**Goal of the exercise:** The whole of the data, every line, should come back exactly the same.

**Records to process:**
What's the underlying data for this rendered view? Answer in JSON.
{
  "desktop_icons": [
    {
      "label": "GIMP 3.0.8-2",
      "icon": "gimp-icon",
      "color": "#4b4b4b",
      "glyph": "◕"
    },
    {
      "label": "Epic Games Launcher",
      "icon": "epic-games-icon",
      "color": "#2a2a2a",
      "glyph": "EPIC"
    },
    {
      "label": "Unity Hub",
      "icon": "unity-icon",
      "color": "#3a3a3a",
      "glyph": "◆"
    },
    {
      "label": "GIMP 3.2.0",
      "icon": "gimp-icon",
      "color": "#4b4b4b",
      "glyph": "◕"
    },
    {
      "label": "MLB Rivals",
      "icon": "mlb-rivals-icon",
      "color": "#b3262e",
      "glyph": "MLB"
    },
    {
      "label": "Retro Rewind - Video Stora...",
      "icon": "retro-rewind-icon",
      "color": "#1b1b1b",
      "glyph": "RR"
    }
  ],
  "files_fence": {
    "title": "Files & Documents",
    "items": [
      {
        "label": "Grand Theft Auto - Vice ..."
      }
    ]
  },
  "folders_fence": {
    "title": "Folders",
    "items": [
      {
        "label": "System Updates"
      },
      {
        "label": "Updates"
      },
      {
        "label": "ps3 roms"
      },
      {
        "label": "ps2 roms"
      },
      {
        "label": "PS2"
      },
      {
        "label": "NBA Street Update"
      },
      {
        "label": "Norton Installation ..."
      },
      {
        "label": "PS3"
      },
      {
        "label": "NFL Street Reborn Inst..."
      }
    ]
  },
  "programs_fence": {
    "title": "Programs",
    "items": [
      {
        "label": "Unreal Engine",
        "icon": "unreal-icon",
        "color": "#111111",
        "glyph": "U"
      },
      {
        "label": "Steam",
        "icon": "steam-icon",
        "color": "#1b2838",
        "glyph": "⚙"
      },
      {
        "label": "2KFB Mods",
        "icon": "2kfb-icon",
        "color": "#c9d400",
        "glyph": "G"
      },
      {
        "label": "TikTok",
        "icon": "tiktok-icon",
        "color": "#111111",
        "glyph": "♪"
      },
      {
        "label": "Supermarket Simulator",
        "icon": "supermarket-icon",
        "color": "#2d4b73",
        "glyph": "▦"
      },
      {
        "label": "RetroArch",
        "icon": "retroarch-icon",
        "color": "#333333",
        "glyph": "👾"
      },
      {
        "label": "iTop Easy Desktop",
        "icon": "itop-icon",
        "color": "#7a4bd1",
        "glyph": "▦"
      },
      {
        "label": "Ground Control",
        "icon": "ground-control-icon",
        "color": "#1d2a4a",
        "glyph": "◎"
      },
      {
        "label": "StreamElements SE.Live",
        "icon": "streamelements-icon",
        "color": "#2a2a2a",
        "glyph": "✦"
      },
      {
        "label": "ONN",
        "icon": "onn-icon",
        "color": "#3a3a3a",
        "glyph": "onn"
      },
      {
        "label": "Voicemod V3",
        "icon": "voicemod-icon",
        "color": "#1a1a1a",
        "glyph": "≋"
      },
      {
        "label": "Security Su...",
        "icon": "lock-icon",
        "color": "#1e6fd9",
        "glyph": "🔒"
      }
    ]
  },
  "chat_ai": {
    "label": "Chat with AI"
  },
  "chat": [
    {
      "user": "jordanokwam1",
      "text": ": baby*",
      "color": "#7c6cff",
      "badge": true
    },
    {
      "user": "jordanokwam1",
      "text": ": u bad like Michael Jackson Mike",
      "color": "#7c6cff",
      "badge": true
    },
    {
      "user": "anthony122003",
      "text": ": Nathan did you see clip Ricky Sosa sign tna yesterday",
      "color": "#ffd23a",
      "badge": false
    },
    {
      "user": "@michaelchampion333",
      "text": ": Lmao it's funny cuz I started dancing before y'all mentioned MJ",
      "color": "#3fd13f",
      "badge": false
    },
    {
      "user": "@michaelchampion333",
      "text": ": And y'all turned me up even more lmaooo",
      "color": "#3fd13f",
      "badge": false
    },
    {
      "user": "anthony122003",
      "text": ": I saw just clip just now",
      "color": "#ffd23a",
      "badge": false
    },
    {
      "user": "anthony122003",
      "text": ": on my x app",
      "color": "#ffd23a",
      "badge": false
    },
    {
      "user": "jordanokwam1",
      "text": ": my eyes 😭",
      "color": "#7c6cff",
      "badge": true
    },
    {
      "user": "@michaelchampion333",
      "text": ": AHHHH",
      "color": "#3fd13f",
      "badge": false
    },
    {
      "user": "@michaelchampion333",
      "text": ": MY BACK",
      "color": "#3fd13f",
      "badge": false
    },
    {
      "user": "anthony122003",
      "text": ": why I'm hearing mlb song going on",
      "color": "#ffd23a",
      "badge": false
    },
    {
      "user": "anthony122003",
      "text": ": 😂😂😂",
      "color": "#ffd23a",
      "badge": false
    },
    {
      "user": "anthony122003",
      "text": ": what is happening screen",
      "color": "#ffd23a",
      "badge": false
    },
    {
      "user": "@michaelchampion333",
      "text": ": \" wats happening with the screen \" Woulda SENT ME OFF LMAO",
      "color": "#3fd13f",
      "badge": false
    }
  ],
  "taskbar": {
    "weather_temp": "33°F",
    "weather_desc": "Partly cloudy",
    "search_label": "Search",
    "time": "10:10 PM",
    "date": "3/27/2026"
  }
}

**Written response:**
What's the underlying data for this rendered view? Answer in JSON.
{
  "desktop_icons": [
    {
      "label": "GIMP 3.0.8-2",
      "icon": "gimp-icon",
      "color": "#4b4b4b",
      "glyph": "◕"
    },
    {
      "label": "Epic Games Launcher",
      "icon": "epic-games-icon",
      "color": "#2a2a2a",
      "glyph": "EPIC"
    },
    {
      "label": "Unity Hub",
      "icon": "unity-icon",
      "color": "#3a3a3a",
      "glyph": "◆"
    },
    {
      "label": "GIMP 3.2.0",
      "icon": "gimp-icon",
      "color": "#4b4b4b",
      "glyph": "◕"
    },
    {
      "label": "MLB Rivals",
      "icon": "mlb-rivals-icon",
      "color": "#b3262e",
      "glyph": "MLB"
    },
    {
      "label": "Retro Rewind - Video Stora...",
      "icon": "retro-rewind-icon",
      "color": "#1b1b1b",
      "glyph": "RR"
    }
  ],
  "files_fence": {
    "title": "Files & Documents",
    "items": [
      {
        "label": "Grand Theft Auto - Vice ..."
      }
    ]
  },
  "folders_fence": {
    "title": "Folders",
    "items": [
      {
        "label": "System Updates"
      },
      {
        "label": "Updates"
      },
      {
        "label": "ps3 roms"
      },
      {
        "label": "ps2 roms"
      },
      {
        "label": "PS2"
      },
      {
        "label": "NBA Street Update"
      },
      {
        "label": "Norton Installation ..."
      },
      {
        "label": "PS3"
      },
      {
        "label": "NFL Street Reborn Inst..."
      }
    ]
  },
  "programs_fence": {
    "title": "Programs",
    "items": [
      {
        "label": "Unreal Engine",
        "icon": "unreal-icon",
        "color": "#111111",
        "glyph": "U"
      },
      {
        "label": "Steam",
        "icon": "steam-icon",
        "color": "#1b2838",
        "glyph": "⚙"
      },
      {
        "label": "2KFB Mods",
        "icon": "2kfb-icon",
        "color": "#c9d400",
        "glyph": "G"
      },
      {
        "label": "TikTok",
        "icon": "tiktok-icon",
        "color": "#111111",
        "glyph": "♪"
      },
      {
        "label": "Supermarket Simulator",
        "icon": "supermarket-icon",
        "color": "#2d4b73",
        "glyph": "▦"
      },
      {
        "label": "RetroArch",
        "icon": "retroarch-icon",
        "color": "#333333",
        "glyph": "👾"
      },
      {
        "label": "iTop Easy Desktop",
        "icon": "itop-icon",
        "color": "#7a4bd1",
        "glyph": "▦"
      },
      {
        "label": "Ground Control",
        "icon": "ground-control-icon",
        "color": "#1d2a4a",
        "glyph": "◎"
      },
      {
        "label": "StreamElements SE.Live",
        "icon": "streamelements-icon",
        "color": "#2a2a2a",
        "glyph": "✦"
      },
      {
        "label": "ONN",
        "icon": "onn-icon",
        "color": "#3a3a3a",
        "glyph": "onn"
      },
      {
        "label": "Voicemod V3",
        "icon": "voicemod-icon",
        "color": "#1a1a1a",
        "glyph": "≋"
      },
      {
        "label": "Security Su...",
        "icon": "lock-icon",
        "color": "#1e6fd9",
        "glyph": "🔒"
      }
    ]
  },
  "chat_ai": {
    "label": "Chat with AI"
  },
  "chat": [
    {
      "user": "jordanokwam1",
      "text": ": baby*",
      "color": "#7c6cff",
      "badge": true
    },
    {
      "user": "jordanokwam1",
      "text": ": u bad like Michael Jackson Mike",
      "color": "#7c6cff",
      "badge": true
    },
    {
      "user": "anthony122003",
      "text": ": Nathan did you see clip Ricky Sosa sign tna yesterday",
      "color": "#ffd23a",
      "badge": false
    },
    {
      "user": "@michaelchampion333",
      "text": ": Lmao it's funny cuz I started dancing before y'all mentioned MJ",
      "color": "#3fd13f",
      "badge": false
    },
    {
      "user": "@michaelchampion333",
      "text": ": And y'all turned me up even more lmaooo",
      "color": "#3fd13f",
      "badge": false
    },
    {
      "user": "anthony122003",
      "text": ": I saw just clip just now",
      "color": "#ffd23a",
      "badge": false
    },
    {
      "user": "anthony122003",
      "text": ": on my x app",
      "color": "#ffd23a",
      "badge": false
    },
    {
      "user": "jordanokwam1",
      "text": ": my eyes 😭",
      "color": "#7c6cff",
      "badge": true
    },
    {
      "user": "@michaelchampion333",
      "text": ": AHHHH",
      "color": "#3fd13f",
      "badge": false
    },
    {
      "user": "@michaelchampion333",
      "text": ": MY BACK",
      "color": "#3fd13f",
      "badge": false
    },
    {
      "user": "anthony122003",
      "text": ": why I'm hearing mlb song going on",
      "color": "#ffd23a",
      "badge": false
    },
    {
      "user": "anthony122003",
      "text": ": 😂😂😂",
      "color": "#ffd23a",
      "badge": false
    },
    {
      "user": "anthony122003",
      "text": ": what is happening screen",
      "color": "#ffd23a",
      "badge": false
    },
    {
      "user": "@michaelchampion333",
      "text": ": \" wats happening with the screen \" Woulda SENT ME OFF LMAO",
      "color": "#3fd13f",
      "badge": false
    }
  ],
  "taskbar": {
    "weather_temp": "33°F",
    "weather_desc": "Partly cloudy",
    "search_label": "Search",
    "time": "10:10 PM",
    "date": "3/27/2026"
  }
}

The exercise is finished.